    This morning was so nice, 65 degrees, that I went out and worked in my flower garden.  The flower garden is in front of the house; it is a work in progress. I’m a bit disappointed; all my tulips have not come up yet and I am concerned that a mole ate the bulbs.  I was reading in a issue of Organic Gardening about baring your soil.  The article recommended raking away your mulch to allow the soil to warm up in the spring; giving the plants and bulbs the needed warmth and sun to emerge out of the ground.  The article did suggest keeping your mulch or ground-up leaves so you could put it back later when the summer sun heats up.
     I took this advice and raked the largest dead leaves away uncovering the ground-up (mulched) leaves I placed their last fall.  This leaf mulch was about 2″ thick so I raked away enough leaving just a thin layer.  I’m hoping that this will allow the tulips that haven’t emerged encourgement to do so.
    I did find a new growth in the other flower bed.  Did I mention there are two in the front?  Anyway, it looks like a bulb growing but don’t ask me what it is I have forgotten I even planted anything there.  I do have some hycintha bulbs I need to get in the ground, it’s a bit late so I may just wait till fall to plant them.

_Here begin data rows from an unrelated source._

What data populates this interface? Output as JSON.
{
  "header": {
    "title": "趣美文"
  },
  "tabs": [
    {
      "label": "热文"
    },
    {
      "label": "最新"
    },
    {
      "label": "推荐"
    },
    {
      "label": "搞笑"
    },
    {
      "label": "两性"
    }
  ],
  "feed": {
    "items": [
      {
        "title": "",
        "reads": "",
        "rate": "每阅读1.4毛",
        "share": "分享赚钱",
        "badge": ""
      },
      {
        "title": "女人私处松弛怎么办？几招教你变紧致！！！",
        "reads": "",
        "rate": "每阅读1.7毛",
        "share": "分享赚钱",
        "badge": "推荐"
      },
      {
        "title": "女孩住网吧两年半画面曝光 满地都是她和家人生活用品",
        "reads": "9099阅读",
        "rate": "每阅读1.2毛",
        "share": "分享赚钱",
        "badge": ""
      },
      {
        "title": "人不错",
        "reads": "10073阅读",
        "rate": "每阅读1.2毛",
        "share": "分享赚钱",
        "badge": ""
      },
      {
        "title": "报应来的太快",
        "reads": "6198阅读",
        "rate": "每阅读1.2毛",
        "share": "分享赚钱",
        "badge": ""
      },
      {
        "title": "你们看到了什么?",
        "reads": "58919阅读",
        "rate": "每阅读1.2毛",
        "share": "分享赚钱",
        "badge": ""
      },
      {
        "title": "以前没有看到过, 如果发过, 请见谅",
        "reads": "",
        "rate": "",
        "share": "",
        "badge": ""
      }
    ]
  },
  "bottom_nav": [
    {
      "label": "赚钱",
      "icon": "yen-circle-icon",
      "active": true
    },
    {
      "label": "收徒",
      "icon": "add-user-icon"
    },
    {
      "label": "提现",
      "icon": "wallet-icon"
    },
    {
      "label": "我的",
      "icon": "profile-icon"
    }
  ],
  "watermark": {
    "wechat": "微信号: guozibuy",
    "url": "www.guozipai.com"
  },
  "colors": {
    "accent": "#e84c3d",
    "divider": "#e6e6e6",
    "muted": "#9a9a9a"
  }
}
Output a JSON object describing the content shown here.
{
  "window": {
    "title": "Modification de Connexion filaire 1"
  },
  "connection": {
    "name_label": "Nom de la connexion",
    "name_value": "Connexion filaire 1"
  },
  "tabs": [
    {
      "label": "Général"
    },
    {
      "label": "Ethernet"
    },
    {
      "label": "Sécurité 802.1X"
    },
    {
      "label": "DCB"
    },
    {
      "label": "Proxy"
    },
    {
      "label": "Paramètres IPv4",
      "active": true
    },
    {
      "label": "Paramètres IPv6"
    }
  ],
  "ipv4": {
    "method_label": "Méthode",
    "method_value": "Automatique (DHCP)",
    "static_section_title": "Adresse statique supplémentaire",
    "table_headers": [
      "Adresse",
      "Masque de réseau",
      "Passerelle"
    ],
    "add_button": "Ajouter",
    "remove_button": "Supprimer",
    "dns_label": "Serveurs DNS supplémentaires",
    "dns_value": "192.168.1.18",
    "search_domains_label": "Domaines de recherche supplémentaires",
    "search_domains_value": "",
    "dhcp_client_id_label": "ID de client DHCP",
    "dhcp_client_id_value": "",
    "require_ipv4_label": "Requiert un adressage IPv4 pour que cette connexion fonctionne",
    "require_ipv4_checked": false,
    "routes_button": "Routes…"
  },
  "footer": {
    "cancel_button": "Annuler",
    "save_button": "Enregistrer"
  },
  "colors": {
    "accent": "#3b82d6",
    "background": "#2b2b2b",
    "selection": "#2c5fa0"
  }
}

   I bought two new plants for the flower garden; ‘Hawaii Blue’ Ageratum and ‘Silverdust’ Dusty Miller.  I’m going to wait till Monday or Tues. to plant them.  Monday starts a few days of above ground planting.